** PROBLEM STATEMENT **
Pictures stay out; everything else in the listing below is to be restated word for word.

** INPUT FOR THIS TASK **
--- START ---
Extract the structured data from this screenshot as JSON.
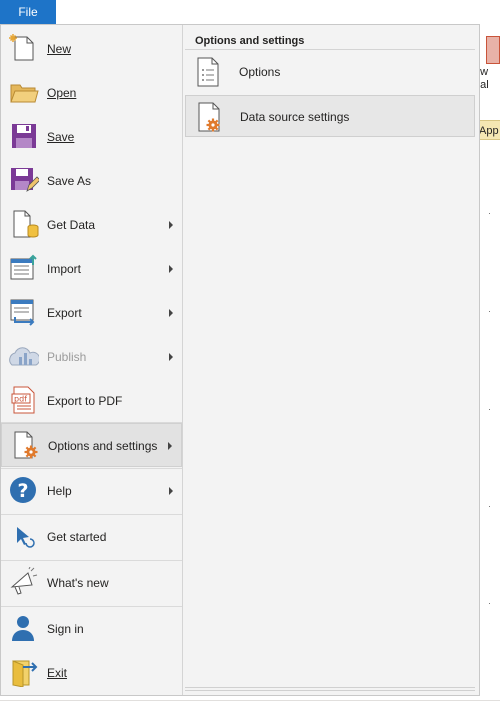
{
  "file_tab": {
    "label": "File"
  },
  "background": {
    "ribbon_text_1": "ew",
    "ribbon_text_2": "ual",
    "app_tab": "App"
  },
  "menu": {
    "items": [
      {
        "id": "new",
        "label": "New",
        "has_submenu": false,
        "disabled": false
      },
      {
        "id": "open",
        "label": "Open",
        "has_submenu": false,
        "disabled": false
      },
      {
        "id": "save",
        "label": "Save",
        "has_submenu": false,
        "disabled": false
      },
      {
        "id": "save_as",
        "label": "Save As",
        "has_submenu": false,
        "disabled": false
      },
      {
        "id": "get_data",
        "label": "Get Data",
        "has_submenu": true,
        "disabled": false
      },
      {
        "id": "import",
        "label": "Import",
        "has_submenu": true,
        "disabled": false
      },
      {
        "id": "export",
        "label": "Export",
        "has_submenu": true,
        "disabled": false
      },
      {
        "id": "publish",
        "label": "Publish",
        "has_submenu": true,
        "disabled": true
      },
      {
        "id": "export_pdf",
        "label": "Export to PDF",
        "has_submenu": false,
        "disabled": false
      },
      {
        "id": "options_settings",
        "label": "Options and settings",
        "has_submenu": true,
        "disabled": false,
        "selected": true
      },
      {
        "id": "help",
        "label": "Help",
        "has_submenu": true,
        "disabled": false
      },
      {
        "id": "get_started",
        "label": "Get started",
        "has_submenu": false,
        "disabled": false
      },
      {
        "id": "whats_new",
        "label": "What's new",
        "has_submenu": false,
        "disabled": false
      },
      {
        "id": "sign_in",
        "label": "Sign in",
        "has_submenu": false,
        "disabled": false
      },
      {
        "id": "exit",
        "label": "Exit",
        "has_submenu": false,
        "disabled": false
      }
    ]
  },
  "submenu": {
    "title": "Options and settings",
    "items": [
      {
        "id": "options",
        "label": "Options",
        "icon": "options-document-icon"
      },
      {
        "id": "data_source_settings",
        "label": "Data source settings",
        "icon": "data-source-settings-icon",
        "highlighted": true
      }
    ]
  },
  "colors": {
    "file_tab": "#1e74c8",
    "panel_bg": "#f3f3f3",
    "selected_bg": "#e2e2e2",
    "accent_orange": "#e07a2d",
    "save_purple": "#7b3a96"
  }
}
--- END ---
** RESPONSE BOX **
Extract the structured data from this screenshot as JSON.
{
  "file_tab": {
    "label": "File"
  },
  "background": {
    "ribbon_text_1": "ew",
    "ribbon_text_2": "ual",
    "app_tab": "App"
  },
  "menu": {
    "items": [
      {
        "id": "new",
        "label": "New",
        "has_submenu": false,
        "disabled": false
      },
      {
        "id": "open",
        "label": "Open",
        "has_submenu": false,
        "disabled": false
      },
      {
        "id": "save",
        "label": "Save",
        "has_submenu": false,
        "disabled": false
      },
      {
        "id": "save_as",
        "label": "Save As",
        "has_submenu": false,
        "disabled": false
      },
      {
        "id": "get_data",
        "label": "Get Data",
        "has_submenu": true,
        "disabled": false
      },
      {
        "id": "import",
        "label": "Import",
        "has_submenu": true,
        "disabled": false
      },
      {
        "id": "export",
        "label": "Export",
        "has_submenu": true,
        "disabled": false
      },
      {
        "id": "publish",
        "label": "Publish",
        "has_submenu": true,
        "disabled": true
      },
      {
        "id": "export_pdf",
        "label": "Export to PDF",
        "has_submenu": false,
        "disabled": false
      },
      {
        "id": "options_settings",
        "label": "Options and settings",
        "has_submenu": true,
        "disabled": false,
        "selected": true
      },
      {
        "id": "help",
        "label": "Help",
        "has_submenu": true,
        "disabled": false
      },
      {
        "id": "get_started",
        "label": "Get started",
        "has_submenu": false,
        "disabled": false
      },
      {
        "id": "whats_new",
        "label": "What's new",
        "has_submenu": false,
        "disabled": false
      },
      {
        "id": "sign_in",
        "label": "Sign in",
        "has_submenu": false,
        "disabled": false
      },
      {
        "id": "exit",
        "label": "Exit",
        "has_submenu": false,
        "disabled": false
      }
    ]
  },
  "submenu": {
    "title": "Options and settings",
    "items": [
      {
        "id": "options",
        "label": "Options",
        "icon": "options-document-icon"
      },
      {
        "id": "data_source_settings",
        "label": "Data source settings",
        "icon": "data-source-settings-icon",
        "highlighted": true
      }
    ]
  },
  "colors": {
    "file_tab": "#1e74c8",
    "panel_bg": "#f3f3f3",
    "selected_bg": "#e2e2e2",
    "accent_orange": "#e07a2d",
    "save_purple": "#7b3a96"
  }
}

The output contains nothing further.